**TASK REQUIREMENTS**
Identify and pull out each line of the entries in which "index" occurs.

───── SUPPLIED MATERIAL

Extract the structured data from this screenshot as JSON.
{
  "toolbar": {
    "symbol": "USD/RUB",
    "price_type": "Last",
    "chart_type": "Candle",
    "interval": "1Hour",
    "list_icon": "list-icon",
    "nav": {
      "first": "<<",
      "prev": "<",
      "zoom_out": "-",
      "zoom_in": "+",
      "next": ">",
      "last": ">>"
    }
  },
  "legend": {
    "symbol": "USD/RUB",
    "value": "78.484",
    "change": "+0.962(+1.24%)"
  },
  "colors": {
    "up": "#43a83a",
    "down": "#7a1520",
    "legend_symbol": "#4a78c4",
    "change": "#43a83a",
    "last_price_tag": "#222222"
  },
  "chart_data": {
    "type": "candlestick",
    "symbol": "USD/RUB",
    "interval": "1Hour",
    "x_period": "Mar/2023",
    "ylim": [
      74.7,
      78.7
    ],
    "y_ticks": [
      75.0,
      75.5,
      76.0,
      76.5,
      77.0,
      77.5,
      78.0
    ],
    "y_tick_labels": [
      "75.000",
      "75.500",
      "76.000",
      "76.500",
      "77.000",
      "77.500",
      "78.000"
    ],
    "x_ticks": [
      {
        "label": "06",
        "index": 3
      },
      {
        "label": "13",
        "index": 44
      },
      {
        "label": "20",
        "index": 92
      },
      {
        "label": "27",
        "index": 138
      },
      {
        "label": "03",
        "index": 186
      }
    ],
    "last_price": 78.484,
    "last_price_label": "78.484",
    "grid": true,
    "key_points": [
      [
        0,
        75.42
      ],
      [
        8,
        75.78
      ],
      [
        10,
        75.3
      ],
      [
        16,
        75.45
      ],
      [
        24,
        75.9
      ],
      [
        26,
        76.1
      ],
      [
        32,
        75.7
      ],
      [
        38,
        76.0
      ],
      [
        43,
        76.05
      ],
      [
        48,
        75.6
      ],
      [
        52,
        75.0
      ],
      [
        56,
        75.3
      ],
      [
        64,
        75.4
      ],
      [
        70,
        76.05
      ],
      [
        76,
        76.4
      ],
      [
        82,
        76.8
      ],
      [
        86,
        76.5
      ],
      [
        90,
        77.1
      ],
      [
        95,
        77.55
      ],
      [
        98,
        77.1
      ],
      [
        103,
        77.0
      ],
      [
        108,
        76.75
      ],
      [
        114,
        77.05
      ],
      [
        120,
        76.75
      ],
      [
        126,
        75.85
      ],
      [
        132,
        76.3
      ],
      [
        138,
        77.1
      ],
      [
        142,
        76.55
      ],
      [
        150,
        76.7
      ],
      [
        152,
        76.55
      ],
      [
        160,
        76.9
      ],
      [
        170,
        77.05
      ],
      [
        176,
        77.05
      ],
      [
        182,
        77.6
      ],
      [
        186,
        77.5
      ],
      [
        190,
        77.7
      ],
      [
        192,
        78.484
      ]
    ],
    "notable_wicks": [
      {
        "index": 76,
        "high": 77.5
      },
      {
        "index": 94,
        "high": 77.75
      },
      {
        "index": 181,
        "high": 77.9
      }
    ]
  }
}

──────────

**EXERCISE RESULT**
        "index": 3
        "index": 44
        "index": 92
        "index": 138
        "index": 186
        "index": 76,
        "index": 94,
        "index": 181,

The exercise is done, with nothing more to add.